As recorded on the back of an old photograph, the chest was purchased in New Hampshire and at the time, had many layers of later paint which were removed. The notation bears the initials EHB, for Edward Harris Brewer (1874-1964), the present owner’s great-grandfather and in all likelihood, the chest was part of the renowned collection of his father, Edward Spaulding Brewer (1846-1911). Described in 1893 as “one of the largest and most perfect of exciting collections of furniture, household belongings, china, literature, documents, and other curious pertaining to the colonial period and the earlier years of the United States,” this collection also included an uncarved paint-decorated Hadley chest (“Personal Gossip,” The New York Times, 2 November 1893, accessed online; Christie’s New York, 22 January 2016, lot 56).
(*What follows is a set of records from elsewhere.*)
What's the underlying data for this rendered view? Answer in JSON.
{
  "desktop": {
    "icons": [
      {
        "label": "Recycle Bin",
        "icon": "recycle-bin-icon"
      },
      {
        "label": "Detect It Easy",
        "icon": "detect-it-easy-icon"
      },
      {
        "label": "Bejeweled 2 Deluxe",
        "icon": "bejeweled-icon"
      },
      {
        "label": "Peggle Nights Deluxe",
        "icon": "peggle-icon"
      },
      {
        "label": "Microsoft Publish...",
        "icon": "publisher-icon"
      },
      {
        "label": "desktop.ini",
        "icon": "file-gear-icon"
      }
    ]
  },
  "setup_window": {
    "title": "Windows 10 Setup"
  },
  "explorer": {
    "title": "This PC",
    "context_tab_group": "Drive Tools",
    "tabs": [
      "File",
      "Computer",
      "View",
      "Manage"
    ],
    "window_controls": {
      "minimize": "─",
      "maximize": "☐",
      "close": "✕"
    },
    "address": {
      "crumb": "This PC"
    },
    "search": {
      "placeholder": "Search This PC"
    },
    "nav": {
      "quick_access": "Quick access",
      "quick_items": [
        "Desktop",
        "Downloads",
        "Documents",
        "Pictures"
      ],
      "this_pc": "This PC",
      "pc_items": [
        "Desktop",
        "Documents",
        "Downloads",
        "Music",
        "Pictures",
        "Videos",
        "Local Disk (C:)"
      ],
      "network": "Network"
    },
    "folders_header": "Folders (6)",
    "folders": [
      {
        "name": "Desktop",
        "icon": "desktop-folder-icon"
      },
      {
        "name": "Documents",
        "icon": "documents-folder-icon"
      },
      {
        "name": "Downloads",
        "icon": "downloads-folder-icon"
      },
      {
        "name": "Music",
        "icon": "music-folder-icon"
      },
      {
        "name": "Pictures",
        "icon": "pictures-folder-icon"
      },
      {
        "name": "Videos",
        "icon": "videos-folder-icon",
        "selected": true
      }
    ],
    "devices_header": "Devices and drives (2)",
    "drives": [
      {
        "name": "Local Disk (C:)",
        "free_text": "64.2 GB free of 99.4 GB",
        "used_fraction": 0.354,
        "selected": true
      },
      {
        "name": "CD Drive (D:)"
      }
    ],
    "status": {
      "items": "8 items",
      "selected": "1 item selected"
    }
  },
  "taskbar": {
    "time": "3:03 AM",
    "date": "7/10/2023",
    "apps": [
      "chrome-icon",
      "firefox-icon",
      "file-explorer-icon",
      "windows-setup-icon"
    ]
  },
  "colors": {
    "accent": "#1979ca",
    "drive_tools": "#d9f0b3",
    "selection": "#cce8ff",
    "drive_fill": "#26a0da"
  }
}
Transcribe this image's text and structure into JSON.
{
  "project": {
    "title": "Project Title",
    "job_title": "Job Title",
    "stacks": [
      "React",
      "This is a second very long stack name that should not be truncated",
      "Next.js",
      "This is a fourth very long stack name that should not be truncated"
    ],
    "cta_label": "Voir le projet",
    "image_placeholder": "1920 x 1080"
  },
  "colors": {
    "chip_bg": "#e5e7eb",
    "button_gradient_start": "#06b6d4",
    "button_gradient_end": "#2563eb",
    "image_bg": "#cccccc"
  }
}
The other nine chests in Kane’s type 3, subgroup C classification comprise the following forms with their initials, their presumed first owners and references: HB, Hannah Belding (Luther 11, Kane 48); LB, Lydia Belding, Old Sturbridge Village (Luther 12, Kane 49, Zea 1984, cat. 10); HD, Hepzibah Dickinson (Luther 23, Kane 50, Zea 1984, p. 118); SF, Sarah Field, Museum of Fine Arts, Boston, 68.176 (Luther 34, Kane 51); SK, Sarah Kellogg (Luther 46, Kane 52, Zea 1984, p. 118); MM, Mary Meekins, Forbes Library, Northampton (Luther 54, Kane 53); SW, Sarah Williams (Luther 96, Kane 54); MS, Smith family (Luther 74, Kane 55); HM, possibly Moody family (Luther 48, Kane 56).